In the Philippines, the assassination of Benigno Aquino, Jr. triggered the eventual downfall of the 20-year autocratic rule of President Ferdinand Marcos. Aquino, a former Senator and a leading figure of the political opposition, was assassinated in 1983 at the Manila International Airport (now the Ninoy Aquino International Airport) upon returning home from exile. His death thrust his widow, Corazon Aquino, into the limelight and, ultimately, the presidency following the peaceful 1986 EDSA Revolution.
After the Iranian Revolution of 1979, the new Islamic government of Iran began an international campaign of assassination that lasted into the 1990s. At least 162 killings in 19 countries have been linked to the senior leadership of the Islamic Republic of Iran. This campaign came to an end after the Mykonos restaurant assassinations, because a German court publicly implicated senior members of the government and issued arrest warrants for Ali Fallahian, the head of the Iranian Intelligence. Evidence indicates that Fallahian’s personal involvement and individual responsibility for the murders were far more pervasive than his current indictment record represents.
On August 17, 1988, President of Pakistan Gen. M. Zia ul Haq died alongside 31 others including the Chief of Staff of the Pakistani Armed Forces, the US Ambassador to Pakistan and the chief of the US Military Mission to Pakistan when his C-130 transport plane mysteriously crashed. The crash is widely considered – inside of Pakistan – to be an act of political assassination.
Concrete allegations have since surfaced that the Iranian government has actively armed and funded Shia death-squads in post-Saddam Iraq.
In India, Prime Ministers Indira Gandhi and her son Rajiv Gandhi (neither of whom were related to Mohandas Gandhi, who was assassinated in 1948), were assassinated in 1984 and 1991 respectively. The assassinations were linked to separatist movements in Punjab and northern Sri Lanka, respectively.

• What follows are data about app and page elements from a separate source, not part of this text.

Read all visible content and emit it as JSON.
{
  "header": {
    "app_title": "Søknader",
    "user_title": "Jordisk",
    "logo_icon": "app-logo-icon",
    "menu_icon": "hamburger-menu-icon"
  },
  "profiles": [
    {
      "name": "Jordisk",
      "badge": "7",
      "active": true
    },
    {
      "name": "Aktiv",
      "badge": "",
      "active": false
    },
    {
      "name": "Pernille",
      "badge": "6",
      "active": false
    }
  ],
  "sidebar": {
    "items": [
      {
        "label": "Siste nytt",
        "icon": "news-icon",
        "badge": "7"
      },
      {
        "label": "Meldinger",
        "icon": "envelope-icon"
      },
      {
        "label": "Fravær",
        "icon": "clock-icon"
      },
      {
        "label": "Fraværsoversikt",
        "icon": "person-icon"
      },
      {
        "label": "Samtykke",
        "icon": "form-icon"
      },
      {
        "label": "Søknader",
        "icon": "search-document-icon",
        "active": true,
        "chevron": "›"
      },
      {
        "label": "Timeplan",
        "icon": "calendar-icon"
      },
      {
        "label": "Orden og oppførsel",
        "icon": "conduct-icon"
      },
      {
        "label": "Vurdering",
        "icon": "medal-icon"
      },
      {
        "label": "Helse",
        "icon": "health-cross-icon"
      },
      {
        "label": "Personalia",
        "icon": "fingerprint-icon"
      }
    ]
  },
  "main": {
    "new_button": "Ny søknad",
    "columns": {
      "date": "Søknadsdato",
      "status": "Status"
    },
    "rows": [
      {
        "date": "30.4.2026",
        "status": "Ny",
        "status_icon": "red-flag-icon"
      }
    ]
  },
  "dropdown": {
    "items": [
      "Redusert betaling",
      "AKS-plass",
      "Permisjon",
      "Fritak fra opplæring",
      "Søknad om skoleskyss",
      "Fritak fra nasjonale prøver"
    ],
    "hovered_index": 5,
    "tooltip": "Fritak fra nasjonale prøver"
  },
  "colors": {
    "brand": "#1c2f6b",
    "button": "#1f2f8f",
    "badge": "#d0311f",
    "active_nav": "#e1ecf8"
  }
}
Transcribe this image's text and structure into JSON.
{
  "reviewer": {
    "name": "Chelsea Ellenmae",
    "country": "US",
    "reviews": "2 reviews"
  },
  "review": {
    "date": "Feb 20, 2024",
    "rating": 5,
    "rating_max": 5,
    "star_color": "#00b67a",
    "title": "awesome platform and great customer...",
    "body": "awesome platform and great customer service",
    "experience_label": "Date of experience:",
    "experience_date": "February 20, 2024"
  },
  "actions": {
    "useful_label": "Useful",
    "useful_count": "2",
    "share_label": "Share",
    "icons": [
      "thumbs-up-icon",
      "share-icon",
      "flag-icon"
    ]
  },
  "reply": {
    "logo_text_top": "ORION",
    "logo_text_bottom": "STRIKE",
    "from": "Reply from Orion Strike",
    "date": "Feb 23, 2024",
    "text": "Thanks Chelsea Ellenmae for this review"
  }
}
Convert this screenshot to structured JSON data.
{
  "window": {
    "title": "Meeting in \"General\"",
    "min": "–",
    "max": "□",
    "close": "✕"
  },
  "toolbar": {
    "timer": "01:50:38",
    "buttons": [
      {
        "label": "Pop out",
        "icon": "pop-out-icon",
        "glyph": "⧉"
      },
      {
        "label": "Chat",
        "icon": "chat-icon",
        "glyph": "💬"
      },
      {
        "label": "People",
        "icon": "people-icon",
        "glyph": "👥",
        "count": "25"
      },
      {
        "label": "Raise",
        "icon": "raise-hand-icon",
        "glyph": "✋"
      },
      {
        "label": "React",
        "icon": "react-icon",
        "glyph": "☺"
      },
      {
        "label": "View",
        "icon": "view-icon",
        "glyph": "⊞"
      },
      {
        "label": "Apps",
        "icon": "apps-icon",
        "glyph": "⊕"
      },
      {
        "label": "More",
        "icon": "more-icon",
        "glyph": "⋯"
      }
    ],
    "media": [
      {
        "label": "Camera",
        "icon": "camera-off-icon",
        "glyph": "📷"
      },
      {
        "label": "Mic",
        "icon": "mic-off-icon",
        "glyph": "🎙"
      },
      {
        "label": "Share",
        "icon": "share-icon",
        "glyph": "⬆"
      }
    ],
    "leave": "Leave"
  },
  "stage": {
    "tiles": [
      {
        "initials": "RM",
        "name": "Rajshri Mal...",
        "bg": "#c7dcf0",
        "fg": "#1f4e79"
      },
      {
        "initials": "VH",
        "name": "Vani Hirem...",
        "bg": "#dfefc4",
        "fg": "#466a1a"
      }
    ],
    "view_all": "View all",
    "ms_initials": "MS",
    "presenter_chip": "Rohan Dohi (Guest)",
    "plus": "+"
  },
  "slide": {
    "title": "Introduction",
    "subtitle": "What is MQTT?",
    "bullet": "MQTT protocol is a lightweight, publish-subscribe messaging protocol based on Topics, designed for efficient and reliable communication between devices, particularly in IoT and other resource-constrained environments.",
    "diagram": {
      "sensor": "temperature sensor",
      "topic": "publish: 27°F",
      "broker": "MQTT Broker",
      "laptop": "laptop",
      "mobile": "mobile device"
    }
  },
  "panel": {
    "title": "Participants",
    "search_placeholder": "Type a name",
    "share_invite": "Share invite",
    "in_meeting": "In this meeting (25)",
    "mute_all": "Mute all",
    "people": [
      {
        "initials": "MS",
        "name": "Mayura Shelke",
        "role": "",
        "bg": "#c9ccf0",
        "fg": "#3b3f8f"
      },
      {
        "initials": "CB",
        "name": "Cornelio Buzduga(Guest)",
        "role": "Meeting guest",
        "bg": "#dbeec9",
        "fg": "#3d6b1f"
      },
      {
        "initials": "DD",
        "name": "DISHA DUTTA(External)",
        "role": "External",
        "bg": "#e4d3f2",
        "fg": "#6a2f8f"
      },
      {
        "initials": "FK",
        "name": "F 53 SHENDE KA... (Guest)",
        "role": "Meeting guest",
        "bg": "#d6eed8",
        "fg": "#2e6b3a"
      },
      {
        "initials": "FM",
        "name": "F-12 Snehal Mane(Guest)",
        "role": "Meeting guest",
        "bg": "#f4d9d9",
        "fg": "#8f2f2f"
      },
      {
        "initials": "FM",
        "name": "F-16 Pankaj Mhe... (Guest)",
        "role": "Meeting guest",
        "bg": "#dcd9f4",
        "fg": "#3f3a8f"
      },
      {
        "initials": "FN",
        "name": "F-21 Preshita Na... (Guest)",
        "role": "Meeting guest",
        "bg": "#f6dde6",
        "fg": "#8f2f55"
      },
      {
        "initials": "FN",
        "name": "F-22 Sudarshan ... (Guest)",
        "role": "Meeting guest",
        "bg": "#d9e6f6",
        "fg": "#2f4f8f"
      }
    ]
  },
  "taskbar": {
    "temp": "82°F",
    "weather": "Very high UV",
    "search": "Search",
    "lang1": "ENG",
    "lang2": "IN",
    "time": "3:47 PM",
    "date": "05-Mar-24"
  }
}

Israeli tourist minister Rehavam Ze'evi was assassinated on October 17, 2001, by Hamdi Quran and three other members of the Popular Front for the Liberation of Palestine (PFLP). The PFLP stated that the assassination was in retaliation for the August 27, 2001, killing of Abu Ali Mustafa, the Secretary General of the PFLP, by the Israeli Air Force under its policy of targeted killings.
In Lebanon, the assassination of former Prime Minister Rafik Hariri on February 14, 2005, prompted an investigation by the United Nations. The suggestion in the resulting Mehlis report that there was Syrian involvement, prompted the Cedar Revolution, which drove Syrian troops out of Lebanon.
In Pakistan, former prime minister and opposition leader Benazir Bhutto was assassinated in 2007, while in the process of running for re-election. Bhutto's assassination drew unanimous condemnation from the international community
In Guinea Bissau, President João Bernardo Vieira was assassinated in the early hours of March 2, 2009, in the capital, Bissau. Unlike typical assassinations his death was not swift; he first survived an explosion at the Presidential Villa, was then shot and wounded, and finally was butchered with machetes. His assassination was carried out by renegade soldiers who were apparently revenging the killing of General Tagme Na Waie, the Chief of Staff of the Armed Forces of Guinea Bissau, who had been killed in a bomb explosion the day before.
- Assassinations in fiction
- Contract killing
- List of assassins
- List of assassinated people
- List of unsuccessful assassinations
- List of assassinations and assassination attempts
- List of United States presidential assassination attempts
- Special Activities Division